State Budget Practice Report Cards and Budget Resource Guide
Idaho was one of only four states to earn an A average in three of the five budgetary categories evaluated for fiscal 2016 through 2018 (no state received more than three top marks). California, Tennessee, and Utah also achieved that honor.
Long known for conservative budgeting, Idaho was given As in budget maneuvers, legacy costs, and reserve funds. It missed an A in transparency—scoring a B—because it does not disclose the cost of deferred infrastructure replacement.
The state’s biggest weakness was in budget forecasting, where it got a D, the second-lowest grade possible. Idaho does not use consensus revenue forecasts, the practice in twenty-seven other states as of 2018. Instead, the Division of Financial Management—part of the governor’s office—submits budget data collected from state agencies to the chief executive and legislature. They each examine the data, and their separate analyses are used to form the governor’s budget recommendations and the Legislative Budget Book.
Idaho also failed to provide long-term forecasts for expenditures and revenues; the legislative and executive branches forecast only for the current and following year. What rescued Idaho from a D-minus in the budget forecasting category was its publication of reasonable, detailed rationales to support revenue growth projections at the time of its initial budget in its yearly General Fund Revenue Book. Idaho also publishes a monthly report showing revenue estimates versus actual collections and summarizes why the latter may have exceeded or trailed estimates.
To emphasize the need for clear and comprehensible budgets to inform citizens, promote responsible policymaking, and improve fiscal stability, the Volcker Alliance in 2016 began a study of budgetary and financial reporting practices of all fifty states. The Volcker Alliance’s mission is to improve the effectiveness of the administration of government at all levels. Making state budgeting more transparent and accountable is an important part of that goal.
The report cards found here contain grades of the state's budgetary practices during the fiscal years of 2016 through 2018. Each state received marks in five critical categories, based on their adherence to best practices in several key budgeting indicators. The five categories covered methods used to achieve budgetary balance as well as how budgets and other financial information are disclosed to the public.
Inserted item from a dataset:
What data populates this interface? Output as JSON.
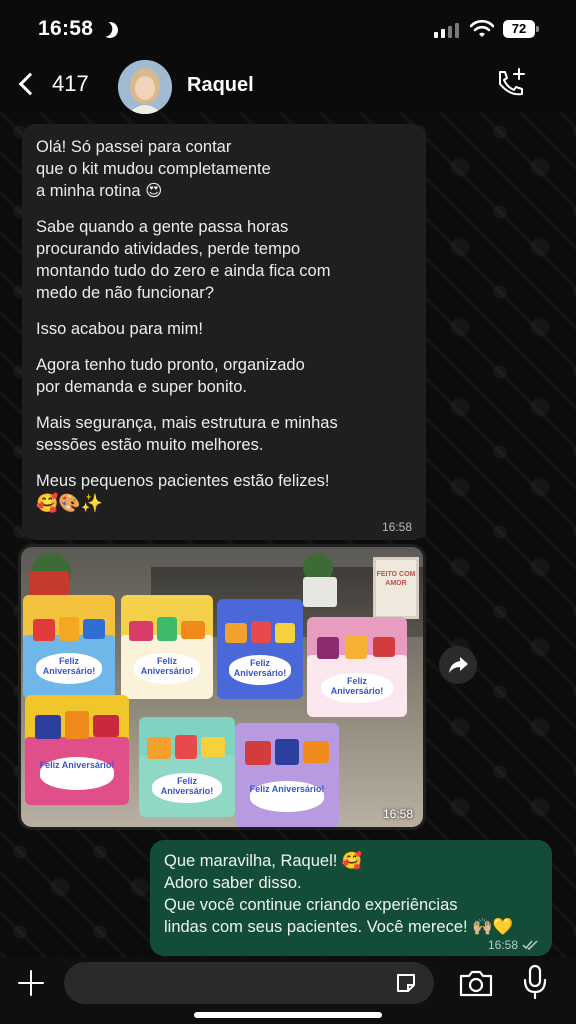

States received grades of A to D-minus (there are no “failed states”) for their procedures in estimating revenues and expenditures; their use of one-time actions to balance budgets; how they oversee and use rainy day funds and other fiscal reserves; the adequacy of their funding of public worker retirement and other postemployment benefits; and the quality of transparency of budget and related financial information. The grades are based on research conducted by public finance and budgeting professors and students at eight US schools of public administration or policy. The universities’ research efforts were augmented by Volcker Alliance staff, data consultants at Municipal Market Analytics, and special project consultants Katherine Barrett and Richard Greene.
State Budget Sources
State Budget Sources: An Annotated Guide to State Budgets, Financial Reports, and Fiscal Analyses is a resource published by the Volcker Alliance designed to help public officials, policy advocates, journalists, academics, and concerned citizens fully understand the critical fiscal decisions that governors and legislators must make. The guide includes the links below to budgets for this state as well as legislative analyses of budget bills and treasurers’ or comptrollers’ monthly state cash-flow statements; capital spending plans; reports on public-worker pension funding and returns; and reports by local and national fiscal research organizations, bond rating firms, and associations of state fiscal and finance officials.